High levels of drug-related crime, increasing numbers of drug users and increasing rates of incarceration have prompted the Australian Institute of Criminology to examine the workings of Drug Courts.

The role of Drug Courts is to provide supervised drug treatment and rehabilitation to offenders referred to the court. Such courts have been established in the United States for a decade and more recently in the United Kingdom.

In releasing the report, the Director of the Australian Institute of Criminology, Dr Adam Graycar, said Drug Courts

  • are focused on treatment, rehabilitation and reduced recidivism;
  • are more intrusive for offenders than a conviction or short sentence; and
  • are more expensive than traditional courts, but when taking the whole package (court+imprisonment+cost of reoffending) could be much cheaper.

Experience in Miami in the United States has shown that for every dollar spent on Drug Courts, approximately $7 is saved elsewhere in the criminal justice system. In Oregon, the saving was $2.50 to the criminal justice system and $10 to the community as a whole (when taking into account broader costs such as future offending).

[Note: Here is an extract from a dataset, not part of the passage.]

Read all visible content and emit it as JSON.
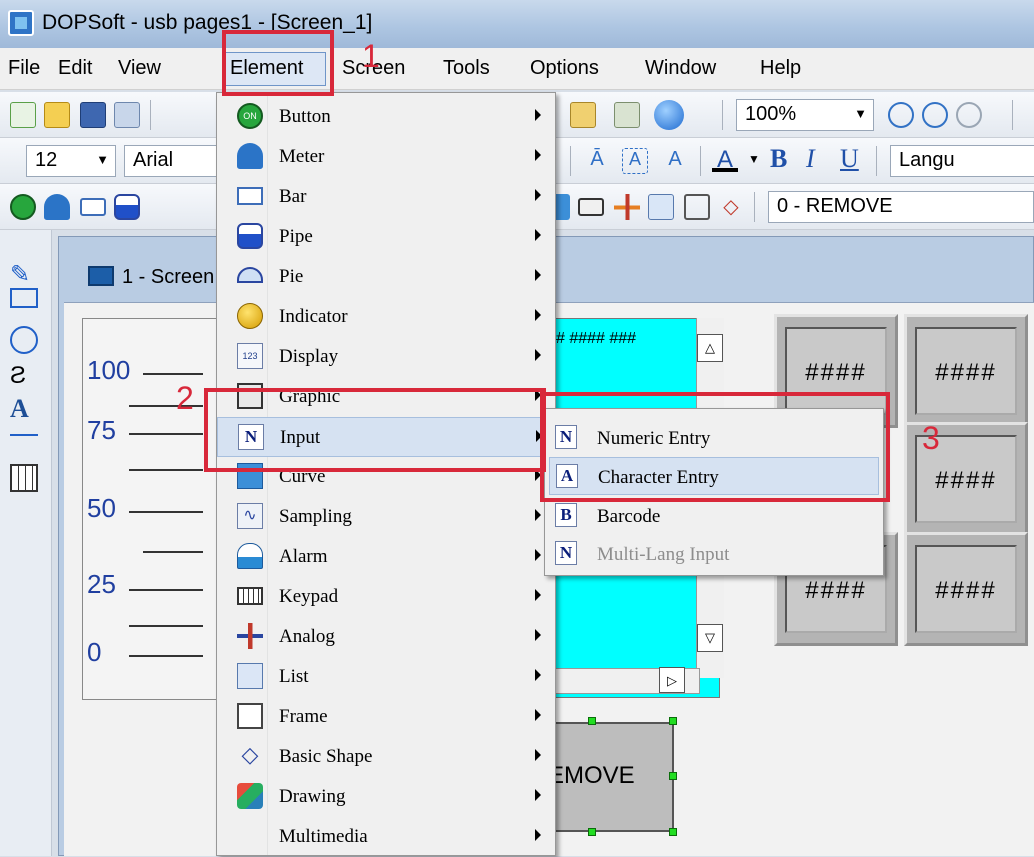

Dr Graycar pointed out that Drug Courts

  • have had successes, but they will not produce a success every time, and careful judgments need to be made about acceptable failure rates;
  • face implementation challenges integrating criminal justice and treatment agencies, cooperative arrangements between judge, prosecutor and defence, and achieving objectives broader than those of the criminal justice system.